THE PROBLEM
Restate each of the lines given below, word for word.

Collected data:
* * * * *

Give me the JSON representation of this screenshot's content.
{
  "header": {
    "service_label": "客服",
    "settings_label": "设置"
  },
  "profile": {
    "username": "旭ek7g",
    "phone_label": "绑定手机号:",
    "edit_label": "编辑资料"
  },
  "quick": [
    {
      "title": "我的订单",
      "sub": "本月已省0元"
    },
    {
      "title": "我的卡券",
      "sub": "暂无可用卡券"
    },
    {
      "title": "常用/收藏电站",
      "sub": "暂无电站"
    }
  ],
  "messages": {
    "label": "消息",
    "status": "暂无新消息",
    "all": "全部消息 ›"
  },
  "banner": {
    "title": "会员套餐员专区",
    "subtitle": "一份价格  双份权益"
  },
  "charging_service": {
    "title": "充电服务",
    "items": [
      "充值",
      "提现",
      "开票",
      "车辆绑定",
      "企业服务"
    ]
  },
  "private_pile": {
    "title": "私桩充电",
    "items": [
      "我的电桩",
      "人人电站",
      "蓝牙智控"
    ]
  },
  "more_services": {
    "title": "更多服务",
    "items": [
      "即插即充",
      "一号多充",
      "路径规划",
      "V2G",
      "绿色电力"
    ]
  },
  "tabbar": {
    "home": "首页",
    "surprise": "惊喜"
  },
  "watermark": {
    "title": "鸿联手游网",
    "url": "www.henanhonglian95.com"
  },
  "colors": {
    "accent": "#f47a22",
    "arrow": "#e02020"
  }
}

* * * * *

ANSWER FOR THE TASK
Give me the JSON representation of this screenshot's content.
{
  "header": {
    "service_label": "客服",
    "settings_label": "设置"
  },
  "profile": {
    "username": "旭ek7g",
    "phone_label": "绑定手机号:",
    "edit_label": "编辑资料"
  },
  "quick": [
    {
      "title": "我的订单",
      "sub": "本月已省0元"
    },
    {
      "title": "我的卡券",
      "sub": "暂无可用卡券"
    },
    {
      "title": "常用/收藏电站",
      "sub": "暂无电站"
    }
  ],
  "messages": {
    "label": "消息",
    "status": "暂无新消息",
    "all": "全部消息 ›"
  },
  "banner": {
    "title": "会员套餐员专区",
    "subtitle": "一份价格  双份权益"
  },
  "charging_service": {
    "title": "充电服务",
    "items": [
      "充值",
      "提现",
      "开票",
      "车辆绑定",
      "企业服务"
    ]
  },
  "private_pile": {
    "title": "私桩充电",
    "items": [
      "我的电桩",
      "人人电站",
      "蓝牙智控"
    ]
  },
  "more_services": {
    "title": "更多服务",
    "items": [
      "即插即充",
      "一号多充",
      "路径规划",
      "V2G",
      "绿色电力"
    ]
  },
  "tabbar": {
    "home": "首页",
    "surprise": "惊喜"
  },
  "watermark": {
    "title": "鸿联手游网",
    "url": "www.henanhonglian95.com"
  },
  "colors": {
    "accent": "#f47a22",
    "arrow": "#e02020"
  }
}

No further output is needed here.